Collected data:
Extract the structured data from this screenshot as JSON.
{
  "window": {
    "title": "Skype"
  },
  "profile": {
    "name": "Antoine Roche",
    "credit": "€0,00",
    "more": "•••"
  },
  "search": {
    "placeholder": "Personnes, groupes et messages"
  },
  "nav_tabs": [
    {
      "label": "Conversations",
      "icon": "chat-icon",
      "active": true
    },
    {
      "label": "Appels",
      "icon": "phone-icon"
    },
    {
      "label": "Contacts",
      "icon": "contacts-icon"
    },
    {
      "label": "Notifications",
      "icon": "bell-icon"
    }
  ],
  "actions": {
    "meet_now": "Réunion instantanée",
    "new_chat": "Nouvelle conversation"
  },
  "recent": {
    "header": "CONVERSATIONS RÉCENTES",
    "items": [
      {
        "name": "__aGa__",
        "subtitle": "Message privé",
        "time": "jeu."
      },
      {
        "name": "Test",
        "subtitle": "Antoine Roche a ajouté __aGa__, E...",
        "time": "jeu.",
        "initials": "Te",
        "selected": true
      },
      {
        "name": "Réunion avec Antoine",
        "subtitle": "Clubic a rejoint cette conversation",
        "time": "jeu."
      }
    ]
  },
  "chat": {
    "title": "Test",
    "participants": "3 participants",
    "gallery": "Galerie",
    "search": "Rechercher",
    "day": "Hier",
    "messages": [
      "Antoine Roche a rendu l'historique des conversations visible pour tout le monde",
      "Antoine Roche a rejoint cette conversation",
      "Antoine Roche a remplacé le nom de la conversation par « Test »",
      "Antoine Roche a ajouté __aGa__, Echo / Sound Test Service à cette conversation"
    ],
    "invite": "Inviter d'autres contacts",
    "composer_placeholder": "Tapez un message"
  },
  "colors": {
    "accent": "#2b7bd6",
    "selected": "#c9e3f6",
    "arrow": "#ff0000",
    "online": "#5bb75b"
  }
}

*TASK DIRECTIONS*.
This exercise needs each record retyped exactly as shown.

*RESULT BELOW*.
Extract the structured data from this screenshot as JSON.
{
  "window": {
    "title": "Skype"
  },
  "profile": {
    "name": "Antoine Roche",
    "credit": "€0,00",
    "more": "•••"
  },
  "search": {
    "placeholder": "Personnes, groupes et messages"
  },
  "nav_tabs": [
    {
      "label": "Conversations",
      "icon": "chat-icon",
      "active": true
    },
    {
      "label": "Appels",
      "icon": "phone-icon"
    },
    {
      "label": "Contacts",
      "icon": "contacts-icon"
    },
    {
      "label": "Notifications",
      "icon": "bell-icon"
    }
  ],
  "actions": {
    "meet_now": "Réunion instantanée",
    "new_chat": "Nouvelle conversation"
  },
  "recent": {
    "header": "CONVERSATIONS RÉCENTES",
    "items": [
      {
        "name": "__aGa__",
        "subtitle": "Message privé",
        "time": "jeu."
      },
      {
        "name": "Test",
        "subtitle": "Antoine Roche a ajouté __aGa__, E...",
        "time": "jeu.",
        "initials": "Te",
        "selected": true
      },
      {
        "name": "Réunion avec Antoine",
        "subtitle": "Clubic a rejoint cette conversation",
        "time": "jeu."
      }
    ]
  },
  "chat": {
    "title": "Test",
    "participants": "3 participants",
    "gallery": "Galerie",
    "search": "Rechercher",
    "day": "Hier",
    "messages": [
      "Antoine Roche a rendu l'historique des conversations visible pour tout le monde",
      "Antoine Roche a rejoint cette conversation",
      "Antoine Roche a remplacé le nom de la conversation par « Test »",
      "Antoine Roche a ajouté __aGa__, Echo / Sound Test Service à cette conversation"
    ],
    "invite": "Inviter d'autres contacts",
    "composer_placeholder": "Tapez un message"
  },
  "colors": {
    "accent": "#2b7bd6",
    "selected": "#c9e3f6",
    "arrow": "#ff0000",
    "online": "#5bb75b"
  }
}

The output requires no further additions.